In the book of Philippians, Paul makes quite a bold assertion when he writes, “I have learned the secret of being content in any and every situation I face.” He goes on to say that it does not matter whether he is well-fed or hungry, living with plenty or in great need. (Philippians 4:12) Paul wrote these words from prison.
The question we are all probably wondering is, “What had Paul learned? What was his secret?”
First, I believe that Paul was able to draw upon all that he had learned as a Pharisee before he became a Christian. As a Pharisee with a great knowledge of the Old Testament, he would have been very familiar with Jeremiah 29:11, which speaks of the wonderful plan that God has for each of our lives:
“For I know the plans I have for you,” says the Lord, “plans for your welfare, not for calamity, to give you a future and a hope” (author paraphrase).
Paul trusted God’s plan for his well-being; he knew he had a future and a hope. Paul also knew that the reason most people never find that plan is because they are seeking to execute their own plans for their lives:
“Woe to the obstinate children,” declares the Lord, “to those who carry out plans that are not mine. . .” (Isaiah 30:1, author paraphrase).
Therefore, Paul’s contentment can be attributed to the fact that he lived his life with a sense of mission and calling. He understood and believed in God’s good and sovereign hand on his life and circumstances.
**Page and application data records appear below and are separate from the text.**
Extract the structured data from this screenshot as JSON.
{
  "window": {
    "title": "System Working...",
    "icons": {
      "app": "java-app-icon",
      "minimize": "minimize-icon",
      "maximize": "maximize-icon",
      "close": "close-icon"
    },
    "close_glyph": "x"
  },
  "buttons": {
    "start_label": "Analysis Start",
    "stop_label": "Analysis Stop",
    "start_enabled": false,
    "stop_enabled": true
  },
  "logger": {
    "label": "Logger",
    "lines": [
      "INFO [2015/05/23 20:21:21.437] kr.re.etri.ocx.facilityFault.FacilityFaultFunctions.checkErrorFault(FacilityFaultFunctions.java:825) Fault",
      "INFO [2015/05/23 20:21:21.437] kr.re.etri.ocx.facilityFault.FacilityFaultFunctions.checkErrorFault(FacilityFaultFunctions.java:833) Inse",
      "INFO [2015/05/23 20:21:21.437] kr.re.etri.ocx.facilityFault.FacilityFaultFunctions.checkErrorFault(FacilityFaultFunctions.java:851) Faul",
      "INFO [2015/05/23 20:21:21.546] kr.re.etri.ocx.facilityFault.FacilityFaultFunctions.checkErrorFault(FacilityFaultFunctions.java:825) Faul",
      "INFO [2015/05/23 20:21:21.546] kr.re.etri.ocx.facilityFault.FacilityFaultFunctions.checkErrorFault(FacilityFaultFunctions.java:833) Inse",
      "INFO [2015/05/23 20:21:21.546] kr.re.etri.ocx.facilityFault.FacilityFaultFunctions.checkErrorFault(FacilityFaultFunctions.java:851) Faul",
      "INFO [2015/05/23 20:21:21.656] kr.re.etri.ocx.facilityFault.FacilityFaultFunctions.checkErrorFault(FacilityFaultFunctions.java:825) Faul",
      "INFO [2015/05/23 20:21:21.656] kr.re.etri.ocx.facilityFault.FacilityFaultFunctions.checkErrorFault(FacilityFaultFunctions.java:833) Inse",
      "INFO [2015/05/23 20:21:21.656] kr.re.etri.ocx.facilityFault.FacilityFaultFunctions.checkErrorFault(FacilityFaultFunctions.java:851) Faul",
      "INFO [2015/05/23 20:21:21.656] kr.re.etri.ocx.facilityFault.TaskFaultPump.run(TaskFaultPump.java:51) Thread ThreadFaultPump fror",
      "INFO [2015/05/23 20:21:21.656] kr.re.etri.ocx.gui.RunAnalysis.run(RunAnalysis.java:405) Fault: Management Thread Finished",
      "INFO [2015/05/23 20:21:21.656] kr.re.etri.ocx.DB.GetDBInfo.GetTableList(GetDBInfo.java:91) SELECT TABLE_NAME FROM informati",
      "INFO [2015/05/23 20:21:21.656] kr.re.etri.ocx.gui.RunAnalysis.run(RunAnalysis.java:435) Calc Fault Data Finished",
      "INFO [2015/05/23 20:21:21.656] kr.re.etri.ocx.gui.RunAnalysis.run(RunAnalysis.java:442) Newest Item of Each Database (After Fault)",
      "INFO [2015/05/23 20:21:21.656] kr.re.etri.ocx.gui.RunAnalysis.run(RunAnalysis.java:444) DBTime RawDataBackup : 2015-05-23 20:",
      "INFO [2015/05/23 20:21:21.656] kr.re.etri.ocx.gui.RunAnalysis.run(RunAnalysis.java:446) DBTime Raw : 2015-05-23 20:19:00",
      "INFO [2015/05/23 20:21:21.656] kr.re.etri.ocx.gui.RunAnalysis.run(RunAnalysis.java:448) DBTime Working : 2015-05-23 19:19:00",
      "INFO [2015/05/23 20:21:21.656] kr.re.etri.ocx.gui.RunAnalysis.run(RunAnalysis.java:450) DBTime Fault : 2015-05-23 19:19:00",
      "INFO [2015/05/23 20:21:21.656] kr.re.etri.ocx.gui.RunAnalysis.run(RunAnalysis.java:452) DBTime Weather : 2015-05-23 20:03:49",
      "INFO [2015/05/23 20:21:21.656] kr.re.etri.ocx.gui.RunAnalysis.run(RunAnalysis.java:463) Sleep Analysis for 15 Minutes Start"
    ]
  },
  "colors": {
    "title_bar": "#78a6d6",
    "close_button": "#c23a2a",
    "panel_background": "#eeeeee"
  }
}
Paul understood that God had a purpose for him being in prison, and he was thus content to live in harmony with God’s plan for his life.
Second, I think that Paul was content because he realized he had found life’s great treasure. He speaks of this in a verse in Philippians:
I consider everything worthless in comparison to the unsurpassing value of knowing Christ Jesus my Lord for whom I suffered the loss of all things, and I consider it rubbish that I might gain this relationship with Christ (Philippians 3:8, author paraphrase).
If you will recall, Paul had at one time been a wealthy, prominent Pharisee, but upon becoming a Christian, he had to give up everything. However, he reveals that all that he had to give up was rubbish when compared to the surpassing value of having a relationship with Christ.
I think most people actually believe material wealth is the source of contentment. Modern culture aggressively promotes this prevailing attitude. “When I have this much wealth” or “When I earn this level of income,” then I will be content. Then, and only then, will life be good. I have had men sit across from me who have voiced their great contempt for God because they believe that He has dealt them a bad financial hand. When they look at their friends and see how well they are doing, they are convinced that God has discriminated against them financially.
In a letter to the church in Corinth (2 Corinthians 6:10), Paul makes it clear that as far as material possessions, he owned nothing; yet in reality, he considered himself to be a wealthy man. He was wealthy in the possessions that really matter in life. The great treasure in Paul’s life had been found in his relationship with Christ. It was the one possession his heart had been looking for, and therefore, he was content.
Finally, as I examine Paul’s life, I am amazed at how peaceful and content he was, even though he was often facing grave danger. The specter of death hung over him everywhere he traveled because so many people wanted to see him dead. It is truly remarkable to read in Philippians 1: 21-23 where Paul boldly declares that eternal life in the presence of God is, in fact, far better than anything we can expect to experience in this earthly life, which is full of pain and difficulty. In fact, Paul looked forward to his death with great anticipation. He overcame the fear of death through the tangible hope of eternal life, which, in my opinion, is the primary reason that he lived with such peace and contentment.
Have you ever wondered how different your life could possibly be if you were completely delivered from the fear of death? Take this a few steps further and ask, What if I was delivered not only from the fear, but also was able to look forward to the day of my death with great anticipation? How would that change the life I am living right now?
Of course most of us want to know if this was a true reality in Paul’s life, and if so, how did he pull it off? I believe quite simply that Paul knew God intimately. He knew Him not just as God but also as his heavenly Father. Therefore, Paul saw death as more than simply going home; he saw it as going to be with his Father. As he explains, “To be absent from the body is to be at home with the Lord (2 Corinthians 5:8, author paraphrase).
This was Paul’s perspective and ultimately was the foundation of the peace and contentment that he experienced. And we should remember, this is what God offers to each of us as well.